Employee engagement is a marathon, not a sprint. As such, it’s important to adopt the mindset that employee engagement surveys need to be part of your organization’s overall DNA rather than just a tool that’s used on an ad hoc basis. To ensure your long-term success, keep the following points in mind:
By far, one of the most important things you can do to ensure the long-term success of your engagement surveys is sharing the results with employees. Here, transparency is critical. That means not just sharing the results that cast the organization in a favorable light, but also the ones that reflect opportunities for improvement. Be as forthcoming as possible about what the survey results show, then outline any next steps the organization will be taking based on the feedback that’s been gathered.
While top-level survey results need to be communicated organization-wide, it’s also important for managers to communicate findings that are specific to their team. Once again, transparency is crucial, as is talking through how any feedback might be incorporated into how the team is run.
A good employee engagement survey will be a rich source of data. And while a lot of that data can be used to understand where your employees are at, it’s also going to be incredibly helpful for informing what types of programs you can introduce to further boost engagement. That might include developing formal mentoring and career development opportunities or implementing a recognition program.
Depending on what data you collect, you might also be able to use it for other purposes, such as to support your applications for external award programs (e.g., your local “best places to work” award). It might also be a way to identify highly engaged workers whom you could potentially tap on to help in other areas of the business, such as recruiting.
Not long after sending out your engagement survey, you may want to consider sending out a follow-up survey to get some feedback on the experience. For example, you might ask employees about any gaps they felt were in the survey, such as a lack of opportunities to provide constructive feedback.
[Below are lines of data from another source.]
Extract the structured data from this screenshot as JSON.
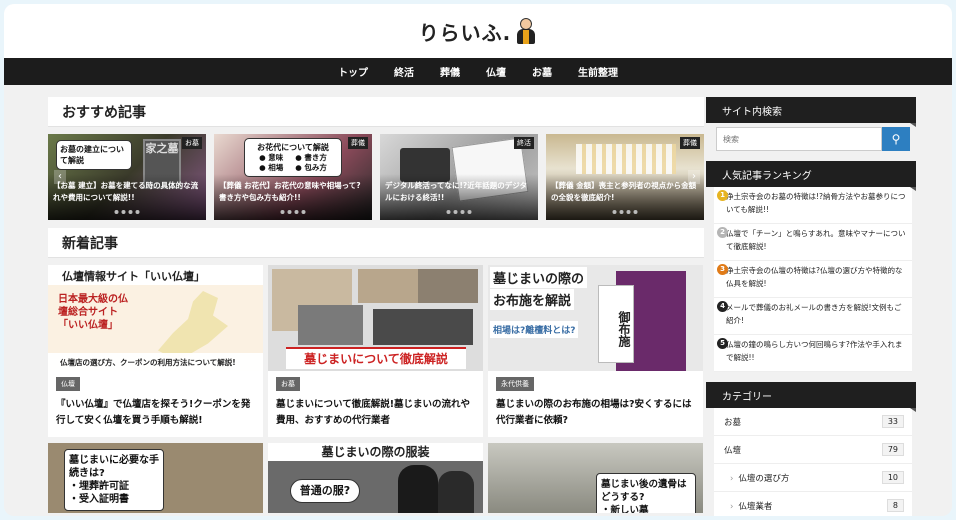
{
  "site": {
    "logo_text": "りらいふ."
  },
  "nav": [
    "トップ",
    "終活",
    "葬儀",
    "仏壇",
    "お墓",
    "生前整理"
  ],
  "recommended": {
    "heading": "おすすめ記事",
    "items": [
      {
        "tag": "お墓",
        "box": "お墓の建立について解説",
        "caption": "【お墓 建立】お墓を建てる時の具体的な流れや費用について解説!!"
      },
      {
        "tag": "葬儀",
        "box": "お花代について解説",
        "box_list": [
          "意味",
          "相場",
          "書き方",
          "包み方"
        ],
        "caption": "【葬儀 お花代】お花代の意味や相場って?書き方や包み方も紹介!!"
      },
      {
        "tag": "終活",
        "caption": "デジタル終活ってなに!?近年話題のデジタルにおける終活!!"
      },
      {
        "tag": "葬儀",
        "caption": "【葬儀 金額】喪主と参列者の視点から金額の全貌を徹底紹介!"
      }
    ]
  },
  "new_posts": {
    "heading": "新着記事",
    "cards": [
      {
        "thumb_title": "仏壇情報サイト「いい仏壇」",
        "thumb_sub": "日本最大級の仏壇総合サイト「いい仏壇」",
        "thumb_caption": "仏壇店の選び方、クーポンの利用方法について解説!",
        "category": "仏壇",
        "title": "『いい仏壇』で仏壇店を探そう!クーポンを発行して安く仏壇を買う手順も解説!"
      },
      {
        "thumb_caption": "墓じまいについて徹底解説",
        "category": "お墓",
        "title": "墓じまいについて徹底解説!墓じまいの流れや費用、おすすめの代行業者"
      },
      {
        "thumb_line1": "墓じまいの際の",
        "thumb_line2": "お布施を解説",
        "thumb_line3": "相場は?離檀料とは?",
        "thumb_envelope": "御布施",
        "category": "永代供養",
        "title": "墓じまいの際のお布施の相場は?安くするには代行業者に依頼?"
      }
    ],
    "partial": [
      {
        "text": "墓じまいに必要な手続きは?",
        "list": [
          "・埋葬許可証",
          "・受入証明書"
        ]
      },
      {
        "top": "墓じまいの際の服装",
        "bubble": "普通の服?"
      },
      {
        "text": "墓じまい後の遺骨はどうする?",
        "sub": "・新しい墓"
      }
    ]
  },
  "sidebar": {
    "search_title": "サイト内検索",
    "search_placeholder": "検索",
    "ranking_title": "人気記事ランキング",
    "ranking": [
      {
        "num": "1",
        "color": "#e6b422",
        "text": "浄土宗寺会のお墓の特徴は!?納骨方法やお墓参りについても解説!!"
      },
      {
        "num": "2",
        "color": "#b5b5b5",
        "text": "仏壇で「チーン」と鳴らすあれ。意味やマナーについて徹底解説!"
      },
      {
        "num": "3",
        "color": "#e07b18",
        "text": "浄土宗寺会の仏壇の特徴は?仏壇の選び方や特徴的な仏具を解説!"
      },
      {
        "num": "4",
        "color": "#222222",
        "text": "メールで葬儀のお礼メールの書き方を解説!文例もご紹介!"
      },
      {
        "num": "5",
        "color": "#222222",
        "text": "仏壇の鐘の鳴らし方いつ何回鳴らす?作法や手入れまで解説!!"
      }
    ],
    "category_title": "カテゴリー",
    "categories": [
      {
        "name": "お墓",
        "count": "33",
        "sub": false
      },
      {
        "name": "仏壇",
        "count": "79",
        "sub": false
      },
      {
        "name": "仏壇の選び方",
        "count": "10",
        "sub": true
      },
      {
        "name": "仏壇業者",
        "count": "8",
        "sub": true
      }
    ]
  }
}
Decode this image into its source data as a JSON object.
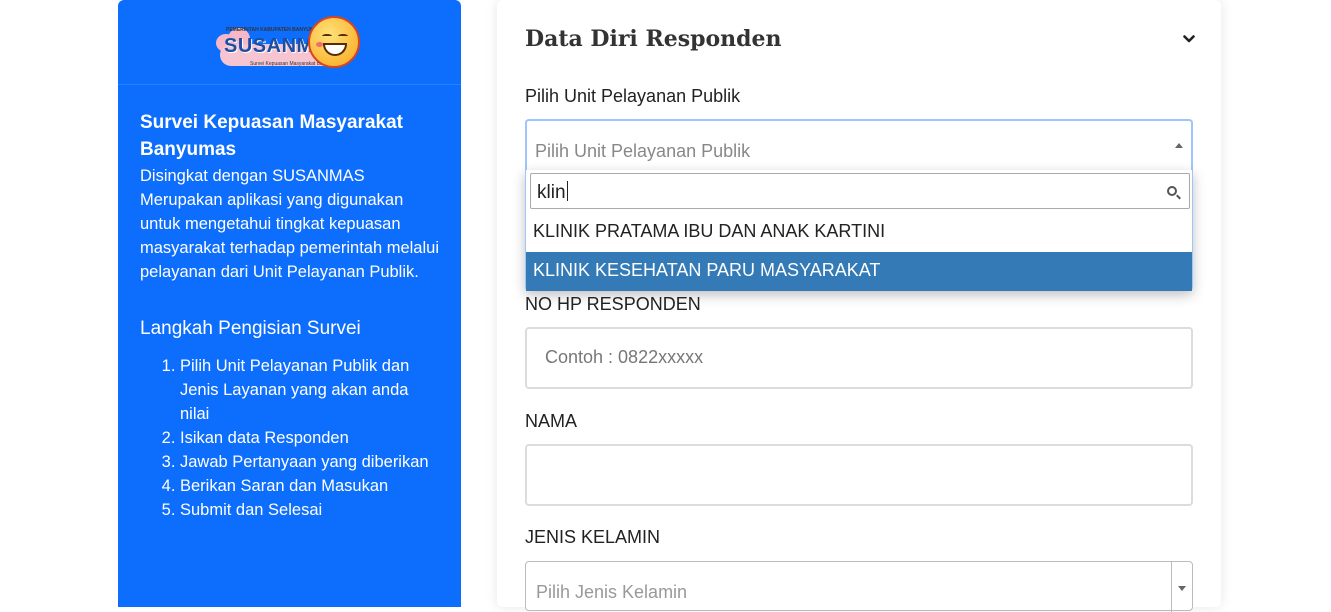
{
  "sidebar": {
    "logo_text": "SUSANMAS",
    "logo_topline": "PEMERINTAH KABUPATEN BANYUMAS",
    "logo_subline": "Survei Kepuasan Masyarakat Banyumas",
    "title": "Survei Kepuasan Masyarakat Banyumas",
    "description": "Disingkat dengan SUSANMAS Merupakan aplikasi yang digunakan untuk mengetahui tingkat kepuasan masyarakat terhadap pemerintah melalui pelayanan dari Unit Pelayanan Publik.",
    "steps_title": "Langkah Pengisian Survei",
    "steps": [
      "Pilih Unit Pelayanan Publik dan Jenis Layanan yang akan anda nilai",
      "Isikan data Responden",
      "Jawab Pertanyaan yang diberikan",
      "Berikan Saran dan Masukan",
      "Submit dan Selesai"
    ]
  },
  "form": {
    "title": "Data Diri Responden",
    "unit_label": "Pilih Unit Pelayanan Publik",
    "unit_placeholder": "Pilih Unit Pelayanan Publik",
    "search_value": "klin",
    "options": [
      "KLINIK PRATAMA IBU DAN ANAK KARTINI",
      "KLINIK KESEHATAN PARU MASYARAKAT"
    ],
    "highlighted_option_index": 1,
    "phone_label": "NO HP RESPONDEN",
    "phone_placeholder": "Contoh : 0822xxxxx",
    "name_label": "NAMA",
    "name_value": "",
    "gender_label": "JENIS KELAMIN",
    "gender_placeholder": "Pilih Jenis Kelamin"
  },
  "colors": {
    "sidebar_bg": "#0d6efd",
    "highlight": "#337ab7"
  },
  "icons": {
    "collapse": "chevron-down-icon",
    "search": "search-icon"
  }
}
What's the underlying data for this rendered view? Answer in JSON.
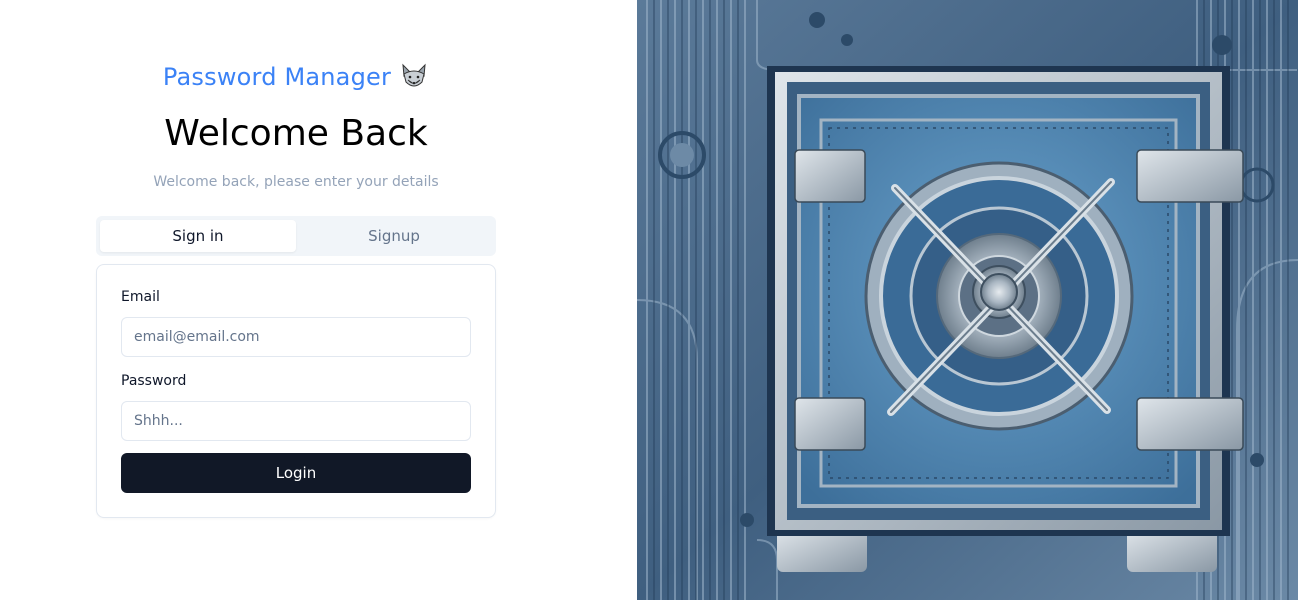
{
  "brand": {
    "title": "Password Manager",
    "logo_icon": "fox-icon"
  },
  "heading": {
    "title": "Welcome Back",
    "subtitle": "Welcome back, please enter your details"
  },
  "tabs": [
    {
      "label": "Sign in",
      "active": true
    },
    {
      "label": "Signup",
      "active": false
    }
  ],
  "form": {
    "email_label": "Email",
    "email_placeholder": "email@email.com",
    "password_label": "Password",
    "password_placeholder": "Shhh...",
    "submit_label": "Login"
  },
  "hero_image": {
    "icon": "vault-icon"
  },
  "colors": {
    "brand": "#3b82f6",
    "button": "#111827",
    "tab_bg": "#f1f5f9",
    "muted": "#94a3b8"
  }
}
Another question to ask is whether any aspect of the survey was problematic. Did it take too long to complete? Were any of the questions unclear? Was it user-friendly for employees with accessibility needs?
Capturing this kind of information can be extremely helpful for refining future surveys and making them more effective.
If participation rates in your employee engagement survey are low, there are things you can do to change that.
One option is to incentivize employees to participate by offering the chance to win a prize, like a gift card or an extra vacation day.
Another way to increase participation is by making the survey as easy to complete as possible. Make sure people can complete it from their phone, for example, so they can work on it anywhere and at any time that’s convenient. You’ll also want to ensure that the questions are easy to understand, and that it’s available in all of your employees’ native languages.
You can also include a status bar so that employees can see how much of the survey they have completed and how much more they still have to go. Allowing employees to stop, save their work, and come back to the survey allows them to complete the survey when they can rather than having to carve out the time to do it all in one go. Regular reminders to start and/or finish the survey are also essential for keeping the survey top of mind until it’s completed.
Employee engagement surveys are an important tool that every HR team would benefit from using. By regularly reaching out to employees to understand how they feel about the work they’re doing, how committed they are to the organization, and what would make them feel more satisfied, companies can gain important insights into what they can do to boost engagement. That, in turn, can lead to happier, more productive employees, lower turnover, and increased revenue.